**Task to complete**. Here, the job is to give back every entry below unchanged, omitting pictures.

────────────────

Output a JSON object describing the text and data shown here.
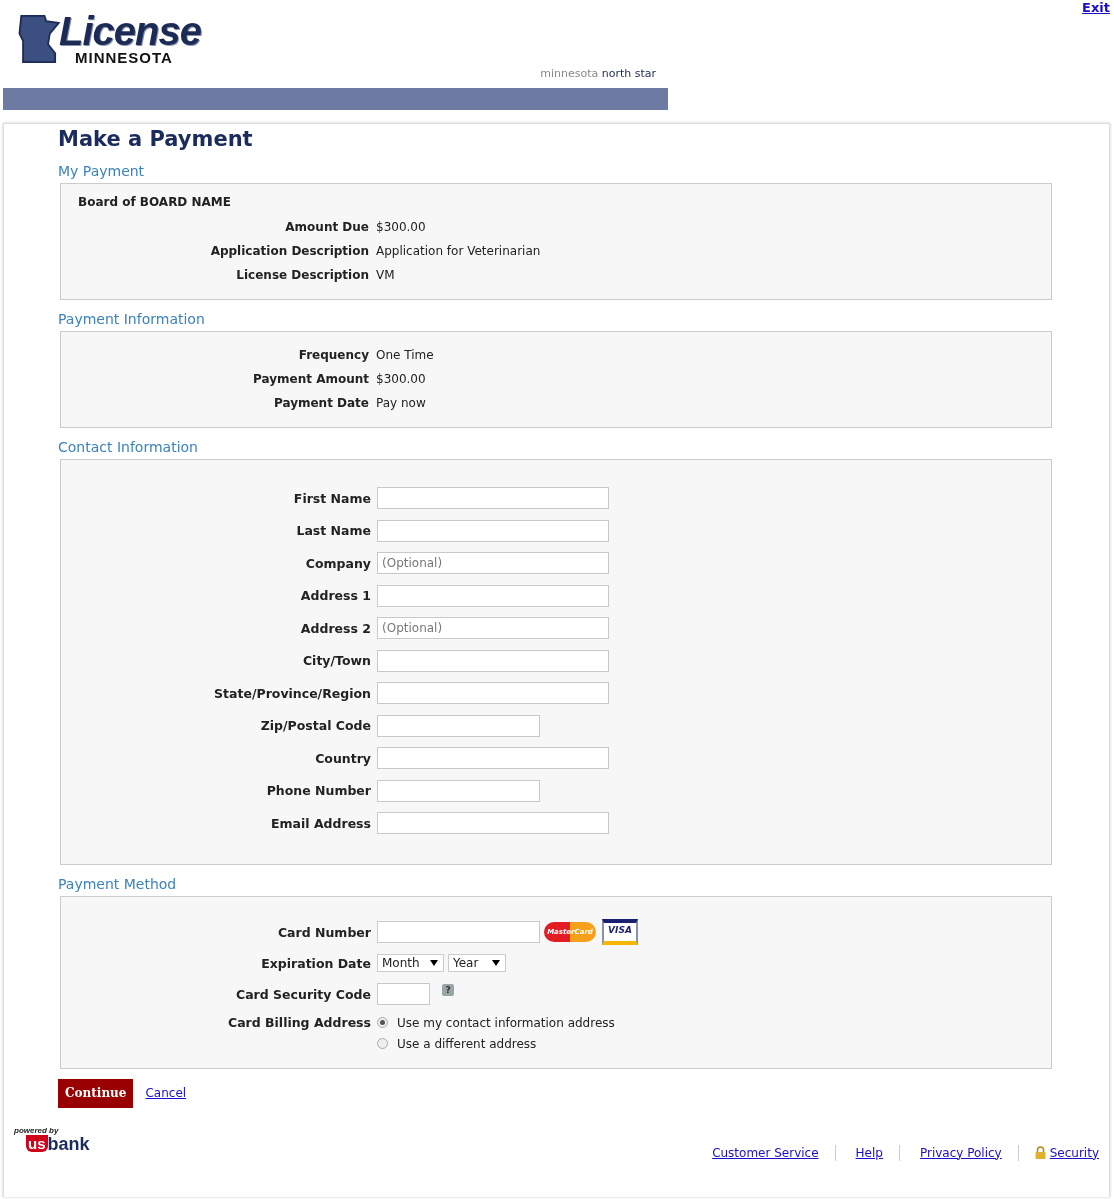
{
  "header": {
    "logo_title": "License",
    "logo_subtitle": "MINNESOTA",
    "partner_light": "minnesota",
    "partner_dark": "north star",
    "exit_link": "Exit"
  },
  "page_title": "Make a Payment",
  "my_payment": {
    "heading": "My Payment",
    "board": "Board of BOARD NAME",
    "rows": [
      {
        "label": "Amount Due",
        "value": "$300.00"
      },
      {
        "label": "Application Description",
        "value": "Application for Veterinarian"
      },
      {
        "label": "License Description",
        "value": "VM"
      }
    ]
  },
  "payment_information": {
    "heading": "Payment Information",
    "rows": [
      {
        "label": "Frequency",
        "value": "One Time"
      },
      {
        "label": "Payment Amount",
        "value": "$300.00"
      },
      {
        "label": "Payment Date",
        "value": "Pay now"
      }
    ]
  },
  "contact_information": {
    "heading": "Contact Information",
    "fields": [
      {
        "label": "First Name",
        "kind": "wide"
      },
      {
        "label": "Last Name",
        "kind": "wide"
      },
      {
        "label": "Company",
        "kind": "wide",
        "placeholder": "(Optional)"
      },
      {
        "label": "Address 1",
        "kind": "wide"
      },
      {
        "label": "Address 2",
        "kind": "wide",
        "placeholder": "(Optional)"
      },
      {
        "label": "City/Town",
        "kind": "wide"
      },
      {
        "label": "State/Province/Region",
        "kind": "wide"
      },
      {
        "label": "Zip/Postal Code",
        "kind": "narrow"
      },
      {
        "label": "Country",
        "kind": "wide"
      },
      {
        "label": "Phone Number",
        "kind": "narrow"
      },
      {
        "label": "Email Address",
        "kind": "wide"
      }
    ]
  },
  "payment_method": {
    "heading": "Payment Method",
    "card_number_label": "Card Number",
    "card_logos": [
      "MasterCard",
      "VISA"
    ],
    "expiration_label": "Expiration Date",
    "month": "Month",
    "year": "Year",
    "security_label": "Card Security Code",
    "help_mark": "?",
    "billing_label": "Card Billing Address",
    "billing_options": [
      {
        "label": "Use my contact information address",
        "selected": true
      },
      {
        "label": "Use a different address",
        "selected": false
      }
    ]
  },
  "buttons": {
    "continue": "Continue",
    "cancel": "Cancel"
  },
  "footer": {
    "powered_by": "powered by",
    "bank_us": "us",
    "bank_name": "bank",
    "links": [
      {
        "label": "Customer Service",
        "kind": "plain"
      },
      {
        "label": "Help",
        "kind": "plain"
      },
      {
        "label": "Privacy Policy",
        "kind": "plain"
      },
      {
        "label": "Security",
        "kind": "lock"
      }
    ]
  }
}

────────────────

**Task answer**.
Output a JSON object describing the text and data shown here.
{
  "header": {
    "logo_title": "License",
    "logo_subtitle": "MINNESOTA",
    "partner_light": "minnesota",
    "partner_dark": "north star",
    "exit_link": "Exit"
  },
  "page_title": "Make a Payment",
  "my_payment": {
    "heading": "My Payment",
    "board": "Board of BOARD NAME",
    "rows": [
      {
        "label": "Amount Due",
        "value": "$300.00"
      },
      {
        "label": "Application Description",
        "value": "Application for Veterinarian"
      },
      {
        "label": "License Description",
        "value": "VM"
      }
    ]
  },
  "payment_information": {
    "heading": "Payment Information",
    "rows": [
      {
        "label": "Frequency",
        "value": "One Time"
      },
      {
        "label": "Payment Amount",
        "value": "$300.00"
      },
      {
        "label": "Payment Date",
        "value": "Pay now"
      }
    ]
  },
  "contact_information": {
    "heading": "Contact Information",
    "fields": [
      {
        "label": "First Name",
        "kind": "wide"
      },
      {
        "label": "Last Name",
        "kind": "wide"
      },
      {
        "label": "Company",
        "kind": "wide",
        "placeholder": "(Optional)"
      },
      {
        "label": "Address 1",
        "kind": "wide"
      },
      {
        "label": "Address 2",
        "kind": "wide",
        "placeholder": "(Optional)"
      },
      {
        "label": "City/Town",
        "kind": "wide"
      },
      {
        "label": "State/Province/Region",
        "kind": "wide"
      },
      {
        "label": "Zip/Postal Code",
        "kind": "narrow"
      },
      {
        "label": "Country",
        "kind": "wide"
      },
      {
        "label": "Phone Number",
        "kind": "narrow"
      },
      {
        "label": "Email Address",
        "kind": "wide"
      }
    ]
  },
  "payment_method": {
    "heading": "Payment Method",
    "card_number_label": "Card Number",
    "card_logos": [
      "MasterCard",
      "VISA"
    ],
    "expiration_label": "Expiration Date",
    "month": "Month",
    "year": "Year",
    "security_label": "Card Security Code",
    "help_mark": "?",
    "billing_label": "Card Billing Address",
    "billing_options": [
      {
        "label": "Use my contact information address",
        "selected": true
      },
      {
        "label": "Use a different address",
        "selected": false
      }
    ]
  },
  "buttons": {
    "continue": "Continue",
    "cancel": "Cancel"
  },
  "footer": {
    "powered_by": "powered by",
    "bank_us": "us",
    "bank_name": "bank",
    "links": [
      {
        "label": "Customer Service",
        "kind": "plain"
      },
      {
        "label": "Help",
        "kind": "plain"
      },
      {
        "label": "Privacy Policy",
        "kind": "plain"
      },
      {
        "label": "Security",
        "kind": "lock"
      }
    ]
  }
}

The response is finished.